WORK INSTRUCTION: Write out all of the data again, precisely as it appears.

SUPPLIED INFORMATION:
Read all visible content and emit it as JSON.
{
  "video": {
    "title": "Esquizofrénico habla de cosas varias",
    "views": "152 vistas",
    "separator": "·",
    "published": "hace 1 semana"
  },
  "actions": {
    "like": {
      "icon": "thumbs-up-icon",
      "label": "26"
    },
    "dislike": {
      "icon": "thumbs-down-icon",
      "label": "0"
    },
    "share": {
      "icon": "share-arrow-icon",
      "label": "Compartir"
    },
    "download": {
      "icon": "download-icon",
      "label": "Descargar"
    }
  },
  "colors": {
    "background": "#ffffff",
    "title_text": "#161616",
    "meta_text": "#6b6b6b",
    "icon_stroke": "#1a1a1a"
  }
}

WRITTEN RESPONSE:
Read all visible content and emit it as JSON.
{
  "video": {
    "title": "Esquizofrénico habla de cosas varias",
    "views": "152 vistas",
    "separator": "·",
    "published": "hace 1 semana"
  },
  "actions": {
    "like": {
      "icon": "thumbs-up-icon",
      "label": "26"
    },
    "dislike": {
      "icon": "thumbs-down-icon",
      "label": "0"
    },
    "share": {
      "icon": "share-arrow-icon",
      "label": "Compartir"
    },
    "download": {
      "icon": "download-icon",
      "label": "Descargar"
    }
  },
  "colors": {
    "background": "#ffffff",
    "title_text": "#161616",
    "meta_text": "#6b6b6b",
    "icon_stroke": "#1a1a1a"
  }
}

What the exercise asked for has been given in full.